The new wing at the Isabella Stewart Gardner Museum opened to the public on January 19th, and along with this stunning 114 million dollar expansion designed by famed architect Renzo Piano comes Cafe G, a contemporary restaurant offering museum goers a unique dining experience. I was invited to the new cafe for a tasting of the Nasturtium Connection Menu, inspired by the 20-foot long edible hanging plants that have been exhibited in the courtyard every spring since Isabella first draped them in 1903. Prior to this complementary lunch, I was whisked along on a quick tour and even allowed to take some photographs of the Nasturtiums. (Taking photos in the original museum is not allowed, which I remembered from a past visit, so for this I felt incredibly lucky!) The flower is defined by gorgeous orange blossoms which grow from lush green vines. They cascade over the coutryard walls in an elegant fashion, drawing crowds of visitors specifically to marvel in their beauty. Once we sat down to lunch, Chef Peter Crowley, who cooked at the former museum cafe nearly a decade using only a few small electric burners and a confection oven, greets us warmly. A quiet enthusiasm about him, you can tell he's thrilled to be cooking in a glamorous new kitchen and he's serious about getting creative with the food. I'm dining with the media relations manager and a journalist who is working on an overarching piece for a garden focused magazine. The conversation flows from the flowers, to the food, to the vivid and eclectic Isabella Stewart Gardner herself. Sleek glass walls surround the restaurant on three sides, looking into the new wing and out to the garden patio. Hanging wooden shelves tastefully display a small collection of books and bar ware on the opposite wall. Tall potted orchids bloom on the tabletops, modern crimson light fixtures hang uniformly overhead and native american rugs underfoot add a touch of cozy to the otherwise sleek ambiance.
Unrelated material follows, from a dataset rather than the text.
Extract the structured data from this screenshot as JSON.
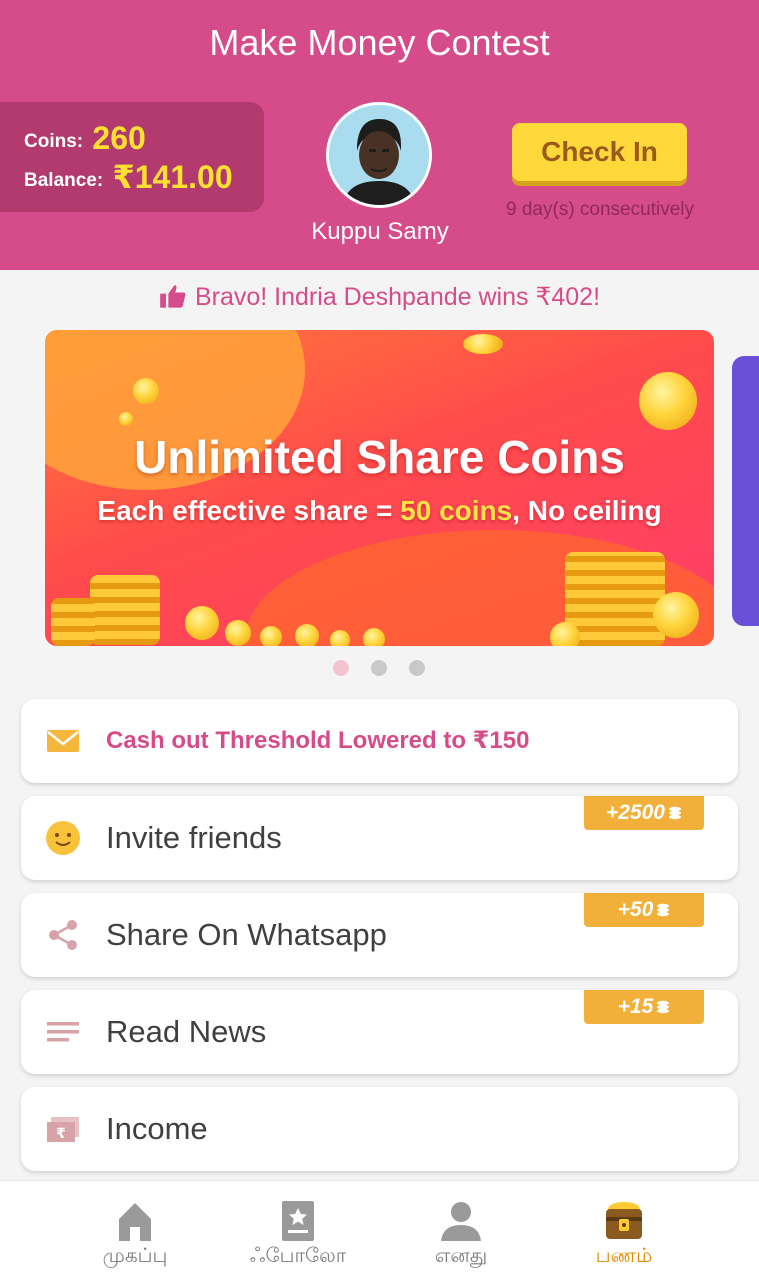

In the first course of Nasturtuim Summer Rolls, the flower petals lend their dramatic beauty but it is actually the leaves which exhibit a pronounced peppery taste. The crisp rolls bathe in a fantastic jicama, avocado and yellow pepper broth. Already the connection is clear, it is as much about the food as it is about the art, this dish is gorgeous. Next we are treated to Local Scallops which have been caramelized and paired with spring dug parsnips two ways. The first, a creamy puree laced with nasturtium oil, and the second, a chip.The chip is what really impressed me, it was impossibly thin and captured the natural essence of the vegetable, embodying their sweet springy flavor. And once again, the nasturtium leaves add that delectable peppery punch. Dessert presents a Frozen Greek Yogurt (that looks more like a panna cotta - initially I'm expecting something light and gelatinous) over a pool of strawberry rhubarb consommé topped with more rhubarb and candied nasturtiums. As I'm enjoying this imaginative finale, where the candied flowers are playful and fun but the rhubarb consommé steals the show, I'm pondering, who would have thought a museum cafe would be serving such excellent food? The entire tasting menu is well thought out and succeeds in paying a touching homage to the Nasturtuim as it was traditionally used in cooking and garnishing, as well as with some new twists. I like to think all this would make the unconventional yet refined Isabella proud. As much as she was focused on keeping her museum intact, every piece of furniture and painting just as she left it, she was extremely avante-garde, always looking to push boundaries.
Menu inspiration at Cafe G will continue to fostered by the exhibits, which, when your museum is largely based around horticulture, and the highly skilled chef is willing to embrace all that comes with the territory, is a very, very cool thing.